As the department given the task of keeping costs at a minimum, it will not have escaped the IT manager's notice that the cost of doing business over the Web is substantially cheaper than nearly all other channels.
Compared with the cost of staffing a call centre, posting catalogues, or supporting a high-street retail outlet, hosting a Web site costs peanuts. Even better, it's the customers that have to do all the clicking, and they even pay for the telephone call.
But, warns Richard Boocock, director of management information services at industrial gas company Air Products, which is enthusiastic about exploiting the Internet as a channel to its business customers, the real value in e-business is definitely not in focusing on cutting operational costs.
"In the last few years we've been investing very heavily in e-business," says Boocock. "One of the great opportunities [it presents] is that it can substantially reduce transaction costs."
But he argues that this is not the end of the story. "Air Products' e-business strategy is all about meeting customer needs and adding value for them not cutting costs," he says.
"There's a lot more to customer relationships than cutting the cost of transactions from £2 to 25 pence.
"The overall value chain and customer relationship is more valuable than the transaction process," Boocock adds.
Not only will there always be customers who do not want to use the Web as a channel, preferring more traditional routes, such as paper and the telephone, but those channels can bring in more than just an order, argues Boocock.
"You can get a lot of value out of a five-minute telephone conversation with a customer," he explains, from feedback to future orders.
A good Web presence should seek to emulate that opportunity for deeper customer relations.
"You can get that kind of value out of a Web site so long as it's constructed with relationship building in mind; and you can motivate people to complete the customer information gathering process."
Moreover, argues Boocock, the corporate resources saved by executing over the Web can then be invested in further, deeper customer relationship management.

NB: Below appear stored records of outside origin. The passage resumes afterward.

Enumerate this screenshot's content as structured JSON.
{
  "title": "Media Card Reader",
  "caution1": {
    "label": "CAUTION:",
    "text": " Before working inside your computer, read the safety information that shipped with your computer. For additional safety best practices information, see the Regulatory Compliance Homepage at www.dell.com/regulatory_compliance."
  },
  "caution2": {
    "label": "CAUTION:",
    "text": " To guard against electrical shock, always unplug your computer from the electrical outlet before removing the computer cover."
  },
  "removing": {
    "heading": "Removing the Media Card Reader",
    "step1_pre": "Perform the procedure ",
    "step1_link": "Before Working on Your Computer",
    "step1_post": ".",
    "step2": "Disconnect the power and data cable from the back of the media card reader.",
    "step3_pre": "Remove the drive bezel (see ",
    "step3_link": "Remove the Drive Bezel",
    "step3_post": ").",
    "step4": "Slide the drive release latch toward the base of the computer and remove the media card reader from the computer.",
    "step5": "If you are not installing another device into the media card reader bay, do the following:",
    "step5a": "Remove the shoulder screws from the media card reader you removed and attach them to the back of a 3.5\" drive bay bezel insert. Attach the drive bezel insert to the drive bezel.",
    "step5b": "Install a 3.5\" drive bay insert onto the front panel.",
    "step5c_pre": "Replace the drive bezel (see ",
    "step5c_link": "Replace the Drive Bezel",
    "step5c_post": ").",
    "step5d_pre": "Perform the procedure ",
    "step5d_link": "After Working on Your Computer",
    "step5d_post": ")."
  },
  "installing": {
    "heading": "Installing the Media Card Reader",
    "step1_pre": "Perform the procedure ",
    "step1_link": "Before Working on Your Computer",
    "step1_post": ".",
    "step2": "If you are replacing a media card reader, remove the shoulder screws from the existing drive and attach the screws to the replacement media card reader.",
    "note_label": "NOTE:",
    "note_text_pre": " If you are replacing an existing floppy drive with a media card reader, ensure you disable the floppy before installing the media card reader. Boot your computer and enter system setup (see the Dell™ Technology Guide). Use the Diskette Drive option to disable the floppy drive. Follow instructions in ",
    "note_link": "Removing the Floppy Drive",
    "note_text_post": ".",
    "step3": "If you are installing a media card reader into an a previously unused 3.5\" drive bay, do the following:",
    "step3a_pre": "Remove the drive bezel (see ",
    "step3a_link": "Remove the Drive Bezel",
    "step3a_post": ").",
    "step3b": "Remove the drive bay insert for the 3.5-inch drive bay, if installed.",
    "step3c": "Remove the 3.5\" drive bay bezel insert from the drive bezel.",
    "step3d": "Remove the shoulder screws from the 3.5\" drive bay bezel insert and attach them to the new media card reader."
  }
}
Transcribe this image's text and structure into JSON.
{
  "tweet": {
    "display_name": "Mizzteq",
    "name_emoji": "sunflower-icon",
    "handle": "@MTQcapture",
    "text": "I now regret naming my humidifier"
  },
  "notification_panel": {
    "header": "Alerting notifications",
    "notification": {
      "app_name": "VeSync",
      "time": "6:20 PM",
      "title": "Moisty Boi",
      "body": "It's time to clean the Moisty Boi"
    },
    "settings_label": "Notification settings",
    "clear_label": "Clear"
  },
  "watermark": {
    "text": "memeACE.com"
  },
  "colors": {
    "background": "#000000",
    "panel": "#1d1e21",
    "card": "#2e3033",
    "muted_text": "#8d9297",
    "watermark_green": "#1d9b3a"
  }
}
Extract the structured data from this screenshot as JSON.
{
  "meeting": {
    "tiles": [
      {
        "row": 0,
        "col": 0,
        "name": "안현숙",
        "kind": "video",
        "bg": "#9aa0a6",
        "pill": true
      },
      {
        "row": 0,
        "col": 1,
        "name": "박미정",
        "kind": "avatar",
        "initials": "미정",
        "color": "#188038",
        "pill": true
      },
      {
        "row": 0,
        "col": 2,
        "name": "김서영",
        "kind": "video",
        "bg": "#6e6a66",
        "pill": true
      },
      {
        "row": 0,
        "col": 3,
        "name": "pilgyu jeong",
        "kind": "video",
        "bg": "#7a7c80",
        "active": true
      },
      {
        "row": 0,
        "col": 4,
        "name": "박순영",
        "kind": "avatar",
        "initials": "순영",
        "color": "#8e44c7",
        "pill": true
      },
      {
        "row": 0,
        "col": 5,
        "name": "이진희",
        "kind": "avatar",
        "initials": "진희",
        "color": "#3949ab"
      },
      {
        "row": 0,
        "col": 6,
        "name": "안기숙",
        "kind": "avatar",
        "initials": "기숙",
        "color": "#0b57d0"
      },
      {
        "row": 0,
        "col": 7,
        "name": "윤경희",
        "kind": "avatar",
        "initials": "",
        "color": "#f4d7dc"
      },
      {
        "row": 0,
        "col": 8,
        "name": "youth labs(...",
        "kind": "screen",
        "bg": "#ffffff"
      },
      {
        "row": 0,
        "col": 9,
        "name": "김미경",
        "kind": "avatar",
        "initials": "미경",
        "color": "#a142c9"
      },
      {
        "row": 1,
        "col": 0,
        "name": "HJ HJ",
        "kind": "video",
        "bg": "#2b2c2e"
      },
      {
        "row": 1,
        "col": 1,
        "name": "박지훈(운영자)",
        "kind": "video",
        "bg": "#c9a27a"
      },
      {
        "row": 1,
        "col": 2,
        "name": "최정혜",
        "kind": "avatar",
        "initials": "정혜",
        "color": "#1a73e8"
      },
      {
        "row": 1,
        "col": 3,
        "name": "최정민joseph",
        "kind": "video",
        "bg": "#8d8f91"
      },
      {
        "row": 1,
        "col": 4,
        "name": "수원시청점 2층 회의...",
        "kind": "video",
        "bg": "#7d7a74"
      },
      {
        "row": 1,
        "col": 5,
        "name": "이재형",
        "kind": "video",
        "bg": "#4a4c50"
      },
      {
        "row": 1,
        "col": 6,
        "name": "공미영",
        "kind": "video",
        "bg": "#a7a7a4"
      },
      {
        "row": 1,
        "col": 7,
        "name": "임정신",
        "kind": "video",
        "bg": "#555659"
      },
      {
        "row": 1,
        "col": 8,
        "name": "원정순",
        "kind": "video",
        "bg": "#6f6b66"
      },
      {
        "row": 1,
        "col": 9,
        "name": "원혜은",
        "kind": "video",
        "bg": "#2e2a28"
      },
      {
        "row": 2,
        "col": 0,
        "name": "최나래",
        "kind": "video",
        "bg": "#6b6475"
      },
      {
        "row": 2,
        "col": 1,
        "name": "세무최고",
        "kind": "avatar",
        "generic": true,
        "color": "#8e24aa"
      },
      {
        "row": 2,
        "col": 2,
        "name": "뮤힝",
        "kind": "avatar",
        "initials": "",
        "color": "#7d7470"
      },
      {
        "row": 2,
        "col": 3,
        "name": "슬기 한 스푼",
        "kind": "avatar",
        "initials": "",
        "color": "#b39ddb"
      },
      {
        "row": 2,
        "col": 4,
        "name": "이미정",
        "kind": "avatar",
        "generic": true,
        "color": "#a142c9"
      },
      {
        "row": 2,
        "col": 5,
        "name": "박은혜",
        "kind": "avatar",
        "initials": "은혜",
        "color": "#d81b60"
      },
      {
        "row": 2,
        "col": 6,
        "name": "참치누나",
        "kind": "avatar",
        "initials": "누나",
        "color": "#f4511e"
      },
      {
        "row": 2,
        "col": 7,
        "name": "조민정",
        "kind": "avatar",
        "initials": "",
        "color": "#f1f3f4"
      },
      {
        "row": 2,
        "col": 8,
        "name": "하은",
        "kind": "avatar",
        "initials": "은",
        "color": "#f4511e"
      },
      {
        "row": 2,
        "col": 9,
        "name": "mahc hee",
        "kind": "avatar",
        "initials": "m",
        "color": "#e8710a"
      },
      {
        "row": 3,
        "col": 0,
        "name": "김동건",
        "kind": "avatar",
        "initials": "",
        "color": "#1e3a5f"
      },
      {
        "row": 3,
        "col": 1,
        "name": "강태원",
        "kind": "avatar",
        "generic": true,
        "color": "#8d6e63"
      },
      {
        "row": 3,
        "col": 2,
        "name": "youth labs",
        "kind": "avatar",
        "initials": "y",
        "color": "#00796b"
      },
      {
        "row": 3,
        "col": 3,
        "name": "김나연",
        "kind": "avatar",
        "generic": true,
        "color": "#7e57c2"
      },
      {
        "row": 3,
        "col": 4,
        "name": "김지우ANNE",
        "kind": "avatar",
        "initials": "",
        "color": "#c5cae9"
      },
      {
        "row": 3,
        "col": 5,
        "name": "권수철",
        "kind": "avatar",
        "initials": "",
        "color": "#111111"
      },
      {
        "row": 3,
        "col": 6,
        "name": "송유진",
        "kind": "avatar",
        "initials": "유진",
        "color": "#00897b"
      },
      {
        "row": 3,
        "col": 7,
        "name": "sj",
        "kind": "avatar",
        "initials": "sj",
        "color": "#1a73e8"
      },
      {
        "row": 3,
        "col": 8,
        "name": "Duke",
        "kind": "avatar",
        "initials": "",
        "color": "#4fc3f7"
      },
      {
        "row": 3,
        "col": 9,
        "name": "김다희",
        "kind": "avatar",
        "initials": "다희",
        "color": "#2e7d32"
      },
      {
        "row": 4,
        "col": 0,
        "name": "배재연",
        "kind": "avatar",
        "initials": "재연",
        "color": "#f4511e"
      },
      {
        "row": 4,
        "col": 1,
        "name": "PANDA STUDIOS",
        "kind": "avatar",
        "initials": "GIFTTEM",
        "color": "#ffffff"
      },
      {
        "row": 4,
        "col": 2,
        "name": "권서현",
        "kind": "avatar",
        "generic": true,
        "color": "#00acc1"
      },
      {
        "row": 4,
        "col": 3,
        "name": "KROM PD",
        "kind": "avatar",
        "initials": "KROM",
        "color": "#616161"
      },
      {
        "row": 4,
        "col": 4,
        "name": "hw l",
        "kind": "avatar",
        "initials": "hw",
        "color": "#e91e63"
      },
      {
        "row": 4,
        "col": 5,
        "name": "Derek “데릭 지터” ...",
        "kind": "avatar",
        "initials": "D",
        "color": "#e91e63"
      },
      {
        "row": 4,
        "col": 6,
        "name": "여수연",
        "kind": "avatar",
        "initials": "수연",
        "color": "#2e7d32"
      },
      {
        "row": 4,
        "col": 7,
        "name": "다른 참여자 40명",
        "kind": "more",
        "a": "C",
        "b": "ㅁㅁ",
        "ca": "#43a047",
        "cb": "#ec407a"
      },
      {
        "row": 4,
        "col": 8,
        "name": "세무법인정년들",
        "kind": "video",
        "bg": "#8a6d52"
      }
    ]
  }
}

"The Web channel can cut the cost of transactions and give staff more time to look after the customer relationship, look for opportunities to improve it and discover joint benefits for both," Boocock says.
Never forget, he says, "the overall relationship still has to be managed by humans".